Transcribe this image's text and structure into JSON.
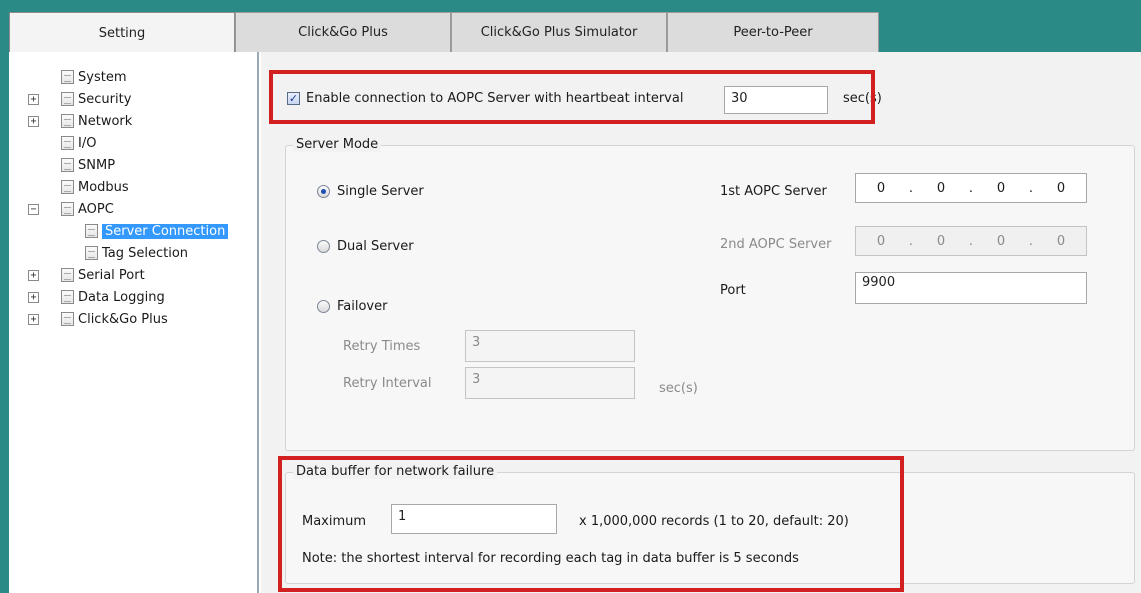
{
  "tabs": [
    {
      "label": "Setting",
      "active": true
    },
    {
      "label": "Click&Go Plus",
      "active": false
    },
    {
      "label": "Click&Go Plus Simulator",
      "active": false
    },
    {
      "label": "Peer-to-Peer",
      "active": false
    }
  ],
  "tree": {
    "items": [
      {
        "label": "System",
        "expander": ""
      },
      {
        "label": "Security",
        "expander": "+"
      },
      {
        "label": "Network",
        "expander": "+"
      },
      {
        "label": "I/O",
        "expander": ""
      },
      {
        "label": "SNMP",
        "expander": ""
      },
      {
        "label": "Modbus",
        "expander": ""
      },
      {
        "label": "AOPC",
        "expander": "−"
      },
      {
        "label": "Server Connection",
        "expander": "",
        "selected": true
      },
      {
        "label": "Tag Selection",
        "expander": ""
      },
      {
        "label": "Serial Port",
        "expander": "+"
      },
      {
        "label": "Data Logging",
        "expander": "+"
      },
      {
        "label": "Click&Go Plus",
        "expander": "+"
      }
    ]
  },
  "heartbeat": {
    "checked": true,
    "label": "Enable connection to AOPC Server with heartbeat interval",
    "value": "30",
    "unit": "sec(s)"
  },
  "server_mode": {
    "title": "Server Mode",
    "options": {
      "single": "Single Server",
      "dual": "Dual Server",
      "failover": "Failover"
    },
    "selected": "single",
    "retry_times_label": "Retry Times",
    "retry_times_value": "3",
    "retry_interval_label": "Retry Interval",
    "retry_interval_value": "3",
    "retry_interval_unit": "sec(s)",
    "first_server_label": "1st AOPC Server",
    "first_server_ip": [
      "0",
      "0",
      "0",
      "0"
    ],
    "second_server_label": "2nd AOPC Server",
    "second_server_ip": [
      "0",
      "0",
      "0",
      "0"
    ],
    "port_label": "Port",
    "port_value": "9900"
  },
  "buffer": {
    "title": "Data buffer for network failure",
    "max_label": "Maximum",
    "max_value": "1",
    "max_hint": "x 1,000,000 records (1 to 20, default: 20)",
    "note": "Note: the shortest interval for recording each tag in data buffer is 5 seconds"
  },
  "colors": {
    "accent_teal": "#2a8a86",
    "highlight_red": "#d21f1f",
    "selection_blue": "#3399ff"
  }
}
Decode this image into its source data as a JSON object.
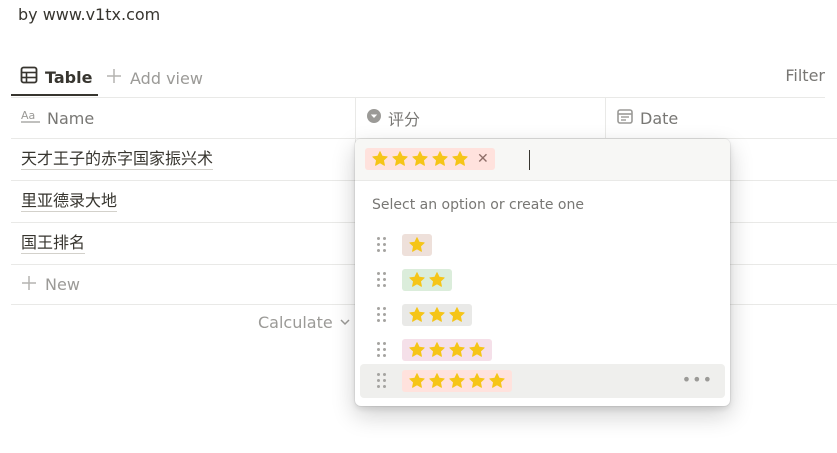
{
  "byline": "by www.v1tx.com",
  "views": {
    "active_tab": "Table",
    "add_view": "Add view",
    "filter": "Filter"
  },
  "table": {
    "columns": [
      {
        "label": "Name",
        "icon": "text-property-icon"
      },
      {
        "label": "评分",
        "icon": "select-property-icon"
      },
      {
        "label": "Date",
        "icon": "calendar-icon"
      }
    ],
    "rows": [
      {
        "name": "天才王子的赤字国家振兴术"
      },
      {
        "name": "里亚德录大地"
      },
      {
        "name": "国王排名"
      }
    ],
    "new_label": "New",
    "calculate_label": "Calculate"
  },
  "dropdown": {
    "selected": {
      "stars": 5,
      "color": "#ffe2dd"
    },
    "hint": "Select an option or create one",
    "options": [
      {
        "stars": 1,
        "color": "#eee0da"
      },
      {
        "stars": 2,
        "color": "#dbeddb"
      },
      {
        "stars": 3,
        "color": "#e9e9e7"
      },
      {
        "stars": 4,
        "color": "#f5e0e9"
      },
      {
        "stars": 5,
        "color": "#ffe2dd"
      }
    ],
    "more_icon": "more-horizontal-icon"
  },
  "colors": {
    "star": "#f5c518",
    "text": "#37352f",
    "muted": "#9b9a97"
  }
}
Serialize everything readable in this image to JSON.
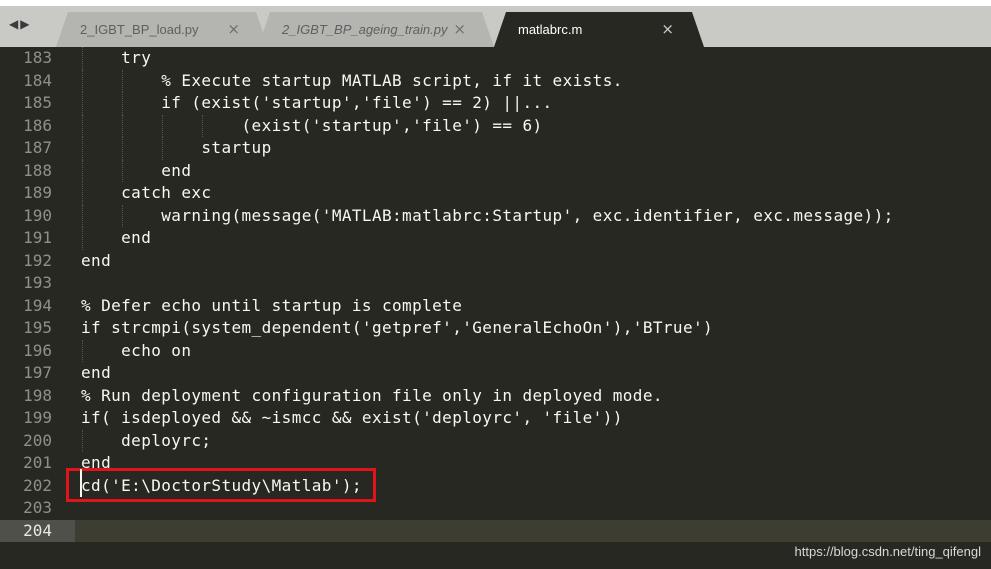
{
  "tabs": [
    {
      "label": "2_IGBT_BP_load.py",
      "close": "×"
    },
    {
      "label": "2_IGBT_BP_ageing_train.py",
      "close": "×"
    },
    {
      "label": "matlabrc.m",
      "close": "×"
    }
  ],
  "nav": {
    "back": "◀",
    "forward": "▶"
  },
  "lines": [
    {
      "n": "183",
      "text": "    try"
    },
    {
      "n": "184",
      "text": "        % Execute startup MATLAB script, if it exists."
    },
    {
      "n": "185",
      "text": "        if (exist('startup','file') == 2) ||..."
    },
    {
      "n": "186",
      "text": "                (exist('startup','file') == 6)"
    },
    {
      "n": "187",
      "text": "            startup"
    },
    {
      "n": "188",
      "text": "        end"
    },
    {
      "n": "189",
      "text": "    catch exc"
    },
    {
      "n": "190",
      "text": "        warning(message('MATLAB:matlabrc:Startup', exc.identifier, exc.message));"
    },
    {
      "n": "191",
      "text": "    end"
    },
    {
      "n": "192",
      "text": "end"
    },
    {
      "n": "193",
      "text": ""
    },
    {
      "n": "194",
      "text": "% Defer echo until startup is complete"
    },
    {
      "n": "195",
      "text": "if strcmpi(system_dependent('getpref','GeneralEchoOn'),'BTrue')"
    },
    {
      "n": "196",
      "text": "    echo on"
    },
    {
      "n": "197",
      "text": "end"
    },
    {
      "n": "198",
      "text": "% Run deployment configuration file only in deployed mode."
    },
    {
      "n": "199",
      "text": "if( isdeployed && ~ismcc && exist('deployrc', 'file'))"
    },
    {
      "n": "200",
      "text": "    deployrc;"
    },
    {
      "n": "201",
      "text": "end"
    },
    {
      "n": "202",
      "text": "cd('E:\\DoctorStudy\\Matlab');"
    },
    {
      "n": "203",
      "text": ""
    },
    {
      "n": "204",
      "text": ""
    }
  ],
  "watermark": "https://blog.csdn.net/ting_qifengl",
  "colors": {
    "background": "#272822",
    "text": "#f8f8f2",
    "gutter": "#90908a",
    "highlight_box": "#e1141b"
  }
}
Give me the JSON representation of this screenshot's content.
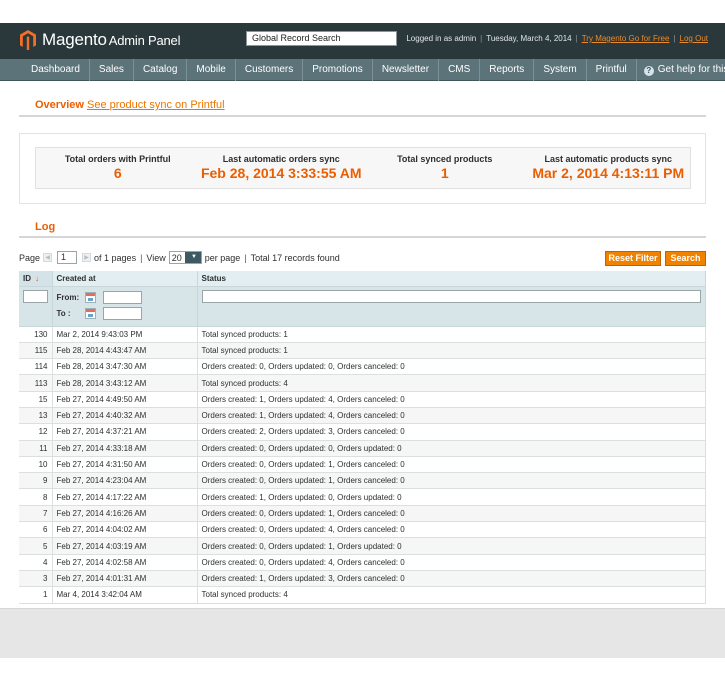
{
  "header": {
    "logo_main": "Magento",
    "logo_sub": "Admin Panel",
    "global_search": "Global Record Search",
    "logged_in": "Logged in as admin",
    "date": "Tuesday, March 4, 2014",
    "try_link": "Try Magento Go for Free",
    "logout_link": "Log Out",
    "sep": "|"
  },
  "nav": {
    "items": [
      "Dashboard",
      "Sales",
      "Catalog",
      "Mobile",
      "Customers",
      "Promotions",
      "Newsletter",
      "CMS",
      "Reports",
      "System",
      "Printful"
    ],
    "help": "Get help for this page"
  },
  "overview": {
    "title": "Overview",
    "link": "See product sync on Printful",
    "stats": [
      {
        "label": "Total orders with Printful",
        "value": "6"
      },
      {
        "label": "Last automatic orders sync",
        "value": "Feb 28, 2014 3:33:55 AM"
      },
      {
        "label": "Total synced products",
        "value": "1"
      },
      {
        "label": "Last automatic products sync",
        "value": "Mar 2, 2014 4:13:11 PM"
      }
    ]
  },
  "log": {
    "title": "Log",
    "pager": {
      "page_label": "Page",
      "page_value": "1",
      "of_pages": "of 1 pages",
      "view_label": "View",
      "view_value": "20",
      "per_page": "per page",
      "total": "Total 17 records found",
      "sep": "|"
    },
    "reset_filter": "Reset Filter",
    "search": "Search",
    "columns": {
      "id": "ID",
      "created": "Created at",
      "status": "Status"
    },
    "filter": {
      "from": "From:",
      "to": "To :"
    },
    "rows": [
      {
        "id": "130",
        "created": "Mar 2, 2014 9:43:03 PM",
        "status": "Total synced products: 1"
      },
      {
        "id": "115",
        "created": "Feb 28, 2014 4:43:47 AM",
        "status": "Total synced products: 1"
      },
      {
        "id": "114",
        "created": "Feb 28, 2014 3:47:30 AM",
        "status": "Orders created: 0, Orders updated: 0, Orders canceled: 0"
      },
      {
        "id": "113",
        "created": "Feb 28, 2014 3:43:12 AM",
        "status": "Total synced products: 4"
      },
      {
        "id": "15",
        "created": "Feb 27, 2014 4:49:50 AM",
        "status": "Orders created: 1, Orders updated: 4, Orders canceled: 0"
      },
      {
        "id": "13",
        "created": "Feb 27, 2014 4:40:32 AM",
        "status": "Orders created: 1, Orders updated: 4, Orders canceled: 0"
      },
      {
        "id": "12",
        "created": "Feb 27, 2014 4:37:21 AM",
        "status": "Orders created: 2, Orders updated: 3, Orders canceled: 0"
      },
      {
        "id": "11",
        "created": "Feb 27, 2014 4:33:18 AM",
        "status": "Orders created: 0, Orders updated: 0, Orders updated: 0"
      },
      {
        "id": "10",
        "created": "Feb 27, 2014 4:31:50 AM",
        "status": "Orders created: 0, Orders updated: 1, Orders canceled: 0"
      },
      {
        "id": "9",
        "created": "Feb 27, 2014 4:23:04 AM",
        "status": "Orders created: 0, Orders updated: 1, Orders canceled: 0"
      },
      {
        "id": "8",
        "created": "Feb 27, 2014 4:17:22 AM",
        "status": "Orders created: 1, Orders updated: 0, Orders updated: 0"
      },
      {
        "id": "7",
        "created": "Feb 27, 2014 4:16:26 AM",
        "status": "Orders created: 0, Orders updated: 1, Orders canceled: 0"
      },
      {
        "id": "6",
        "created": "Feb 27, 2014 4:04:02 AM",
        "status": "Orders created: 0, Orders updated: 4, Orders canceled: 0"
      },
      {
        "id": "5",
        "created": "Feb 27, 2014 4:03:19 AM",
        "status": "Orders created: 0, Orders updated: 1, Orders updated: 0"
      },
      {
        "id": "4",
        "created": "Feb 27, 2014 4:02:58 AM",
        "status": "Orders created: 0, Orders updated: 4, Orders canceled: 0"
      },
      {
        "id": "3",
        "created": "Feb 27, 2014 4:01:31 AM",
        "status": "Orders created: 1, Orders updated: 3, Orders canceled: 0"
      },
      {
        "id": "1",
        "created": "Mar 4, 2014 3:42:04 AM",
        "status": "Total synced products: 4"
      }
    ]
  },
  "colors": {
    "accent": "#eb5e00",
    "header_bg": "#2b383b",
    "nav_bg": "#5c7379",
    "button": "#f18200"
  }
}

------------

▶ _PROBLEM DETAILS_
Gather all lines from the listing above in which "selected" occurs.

▶ _SOLUTION BELOW_
        "selected": true
    "selected": "single",
    "selected": {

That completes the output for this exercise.